The official manufacturing Purchasing Manager’s Index (PMI) is expected to slip to 50.2 in August from 50.4 in July, a fifth month of slowing growth, according to the median forecast of 33 economists polled by Reuters. A reading above 50 indicates expansion from the previous month.
“With slowing growth momentum and dovish signals (from China’s central bank) we expect more easing, but still at a measured pace as policymakers eye headwinds in 2022.”
To bolster the economy, the People’s Bank of China (PBOC) in mid-July cut the amount of cash banks must hold as reserves, releasing around 1 trillion yuan ($6.47 trillion) in long-term liquidity.

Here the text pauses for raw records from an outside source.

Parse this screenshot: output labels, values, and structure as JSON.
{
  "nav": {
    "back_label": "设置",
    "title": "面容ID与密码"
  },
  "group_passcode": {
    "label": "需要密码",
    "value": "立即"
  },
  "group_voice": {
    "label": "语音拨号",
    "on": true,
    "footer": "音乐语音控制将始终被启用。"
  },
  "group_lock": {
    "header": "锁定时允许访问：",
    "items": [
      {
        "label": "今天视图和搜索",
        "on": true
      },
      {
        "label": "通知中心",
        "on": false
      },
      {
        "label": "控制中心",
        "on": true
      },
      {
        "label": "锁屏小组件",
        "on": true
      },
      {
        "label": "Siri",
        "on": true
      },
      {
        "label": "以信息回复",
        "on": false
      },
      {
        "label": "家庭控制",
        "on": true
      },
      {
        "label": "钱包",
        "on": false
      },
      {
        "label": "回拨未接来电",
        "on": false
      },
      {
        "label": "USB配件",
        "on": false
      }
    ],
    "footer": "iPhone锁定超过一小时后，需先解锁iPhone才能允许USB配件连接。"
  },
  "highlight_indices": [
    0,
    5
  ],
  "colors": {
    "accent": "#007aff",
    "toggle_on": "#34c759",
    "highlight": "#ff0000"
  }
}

Many analysts expect another cut later in the year.
China’s latest coronavirus outbreaks appear to have been largely brought under control, with zero locally transmitted cases reported on Aug 29., for the second day in a row.
But it spurred authorities across the country to impose counter-epidemic measures including mass testing for millions of people as well as travel restrictions of varying degrees and port shutdowns.
Higher raw material prices, especially of metals and semiconductors, have also pressured profits. Earnings at China’s industrial firms in July slowed for the fifth straight month.
The official PMI, which largely focuses on big and state-owned firms, and its sister survey on the services sector, will both be released on Tuesday.
The private Caixin manufacturing PMI will be published on Wednesday. Analysts expect the headline reading will slip to 50.2 from July’s 50.3.